(MATERIAL PROVIDED)

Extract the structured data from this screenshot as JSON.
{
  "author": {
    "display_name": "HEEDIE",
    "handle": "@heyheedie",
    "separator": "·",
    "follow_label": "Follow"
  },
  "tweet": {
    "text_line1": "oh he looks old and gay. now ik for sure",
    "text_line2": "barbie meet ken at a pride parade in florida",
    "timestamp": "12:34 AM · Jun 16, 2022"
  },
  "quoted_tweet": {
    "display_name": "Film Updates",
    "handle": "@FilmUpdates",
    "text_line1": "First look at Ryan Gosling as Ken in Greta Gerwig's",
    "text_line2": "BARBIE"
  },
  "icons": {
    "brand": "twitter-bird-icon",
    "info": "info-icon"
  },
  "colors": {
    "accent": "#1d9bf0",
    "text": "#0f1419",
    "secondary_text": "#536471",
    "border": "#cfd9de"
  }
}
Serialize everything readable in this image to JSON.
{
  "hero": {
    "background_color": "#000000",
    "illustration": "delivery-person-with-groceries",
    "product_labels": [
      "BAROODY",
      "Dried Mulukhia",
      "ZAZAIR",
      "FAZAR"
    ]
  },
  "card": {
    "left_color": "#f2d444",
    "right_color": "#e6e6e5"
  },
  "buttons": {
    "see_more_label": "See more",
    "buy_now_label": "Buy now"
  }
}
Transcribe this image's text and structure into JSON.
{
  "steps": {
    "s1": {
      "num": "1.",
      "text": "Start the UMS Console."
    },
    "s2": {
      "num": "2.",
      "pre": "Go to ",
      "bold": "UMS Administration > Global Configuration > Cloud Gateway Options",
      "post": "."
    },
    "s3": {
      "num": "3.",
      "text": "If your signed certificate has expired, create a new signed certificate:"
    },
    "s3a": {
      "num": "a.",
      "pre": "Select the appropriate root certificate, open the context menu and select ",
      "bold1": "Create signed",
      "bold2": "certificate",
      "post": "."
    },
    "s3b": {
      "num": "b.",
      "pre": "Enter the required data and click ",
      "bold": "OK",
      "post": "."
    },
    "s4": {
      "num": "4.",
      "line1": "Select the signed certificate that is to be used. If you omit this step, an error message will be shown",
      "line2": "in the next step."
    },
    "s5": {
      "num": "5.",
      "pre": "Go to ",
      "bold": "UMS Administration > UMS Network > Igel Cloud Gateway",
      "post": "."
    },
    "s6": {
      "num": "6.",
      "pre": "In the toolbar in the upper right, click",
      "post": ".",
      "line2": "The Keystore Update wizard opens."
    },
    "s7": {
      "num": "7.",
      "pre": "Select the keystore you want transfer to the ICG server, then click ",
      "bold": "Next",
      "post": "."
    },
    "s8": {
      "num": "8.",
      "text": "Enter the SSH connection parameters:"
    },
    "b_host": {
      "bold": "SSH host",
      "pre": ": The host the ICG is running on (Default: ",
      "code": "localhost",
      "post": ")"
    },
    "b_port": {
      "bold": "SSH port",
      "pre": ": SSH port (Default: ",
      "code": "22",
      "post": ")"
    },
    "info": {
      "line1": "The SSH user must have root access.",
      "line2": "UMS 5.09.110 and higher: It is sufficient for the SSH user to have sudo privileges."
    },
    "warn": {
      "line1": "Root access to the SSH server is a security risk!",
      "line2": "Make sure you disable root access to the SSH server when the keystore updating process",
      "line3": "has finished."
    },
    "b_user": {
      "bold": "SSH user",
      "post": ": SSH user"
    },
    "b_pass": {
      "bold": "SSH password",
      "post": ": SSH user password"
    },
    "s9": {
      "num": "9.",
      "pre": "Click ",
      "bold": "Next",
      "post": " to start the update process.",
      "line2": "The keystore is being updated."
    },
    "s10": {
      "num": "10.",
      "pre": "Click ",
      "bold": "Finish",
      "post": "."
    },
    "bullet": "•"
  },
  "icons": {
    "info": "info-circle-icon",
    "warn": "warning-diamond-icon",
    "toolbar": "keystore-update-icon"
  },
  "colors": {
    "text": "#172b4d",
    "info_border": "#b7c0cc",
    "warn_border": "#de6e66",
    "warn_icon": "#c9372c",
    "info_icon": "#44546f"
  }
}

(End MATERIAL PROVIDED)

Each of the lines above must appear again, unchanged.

Extract the structured data from this screenshot as JSON.
{
  "author": {
    "display_name": "HEEDIE",
    "handle": "@heyheedie",
    "separator": "·",
    "follow_label": "Follow"
  },
  "tweet": {
    "text_line1": "oh he looks old and gay. now ik for sure",
    "text_line2": "barbie meet ken at a pride parade in florida",
    "timestamp": "12:34 AM · Jun 16, 2022"
  },
  "quoted_tweet": {
    "display_name": "Film Updates",
    "handle": "@FilmUpdates",
    "text_line1": "First look at Ryan Gosling as Ken in Greta Gerwig's",
    "text_line2": "BARBIE"
  },
  "icons": {
    "brand": "twitter-bird-icon",
    "info": "info-icon"
  },
  "colors": {
    "accent": "#1d9bf0",
    "text": "#0f1419",
    "secondary_text": "#536471",
    "border": "#cfd9de"
  }
}
Serialize everything readable in this image to JSON.
{
  "hero": {
    "background_color": "#000000",
    "illustration": "delivery-person-with-groceries",
    "product_labels": [
      "BAROODY",
      "Dried Mulukhia",
      "ZAZAIR",
      "FAZAR"
    ]
  },
  "card": {
    "left_color": "#f2d444",
    "right_color": "#e6e6e5"
  },
  "buttons": {
    "see_more_label": "See more",
    "buy_now_label": "Buy now"
  }
}
Transcribe this image's text and structure into JSON.
{
  "steps": {
    "s1": {
      "num": "1.",
      "text": "Start the UMS Console."
    },
    "s2": {
      "num": "2.",
      "pre": "Go to ",
      "bold": "UMS Administration > Global Configuration > Cloud Gateway Options",
      "post": "."
    },
    "s3": {
      "num": "3.",
      "text": "If your signed certificate has expired, create a new signed certificate:"
    },
    "s3a": {
      "num": "a.",
      "pre": "Select the appropriate root certificate, open the context menu and select ",
      "bold1": "Create signed",
      "bold2": "certificate",
      "post": "."
    },
    "s3b": {
      "num": "b.",
      "pre": "Enter the required data and click ",
      "bold": "OK",
      "post": "."
    },
    "s4": {
      "num": "4.",
      "line1": "Select the signed certificate that is to be used. If you omit this step, an error message will be shown",
      "line2": "in the next step."
    },
    "s5": {
      "num": "5.",
      "pre": "Go to ",
      "bold": "UMS Administration > UMS Network > Igel Cloud Gateway",
      "post": "."
    },
    "s6": {
      "num": "6.",
      "pre": "In the toolbar in the upper right, click",
      "post": ".",
      "line2": "The Keystore Update wizard opens."
    },
    "s7": {
      "num": "7.",
      "pre": "Select the keystore you want transfer to the ICG server, then click ",
      "bold": "Next",
      "post": "."
    },
    "s8": {
      "num": "8.",
      "text": "Enter the SSH connection parameters:"
    },
    "b_host": {
      "bold": "SSH host",
      "pre": ": The host the ICG is running on (Default: ",
      "code": "localhost",
      "post": ")"
    },
    "b_port": {
      "bold": "SSH port",
      "pre": ": SSH port (Default: ",
      "code": "22",
      "post": ")"
    },
    "info": {
      "line1": "The SSH user must have root access.",
      "line2": "UMS 5.09.110 and higher: It is sufficient for the SSH user to have sudo privileges."
    },
    "warn": {
      "line1": "Root access to the SSH server is a security risk!",
      "line2": "Make sure you disable root access to the SSH server when the keystore updating process",
      "line3": "has finished."
    },
    "b_user": {
      "bold": "SSH user",
      "post": ": SSH user"
    },
    "b_pass": {
      "bold": "SSH password",
      "post": ": SSH user password"
    },
    "s9": {
      "num": "9.",
      "pre": "Click ",
      "bold": "Next",
      "post": " to start the update process.",
      "line2": "The keystore is being updated."
    },
    "s10": {
      "num": "10.",
      "pre": "Click ",
      "bold": "Finish",
      "post": "."
    },
    "bullet": "•"
  },
  "icons": {
    "info": "info-circle-icon",
    "warn": "warning-diamond-icon",
    "toolbar": "keystore-update-icon"
  },
  "colors": {
    "text": "#172b4d",
    "info_border": "#b7c0cc",
    "warn_border": "#de6e66",
    "warn_icon": "#c9372c",
    "info_icon": "#44546f"
  }
}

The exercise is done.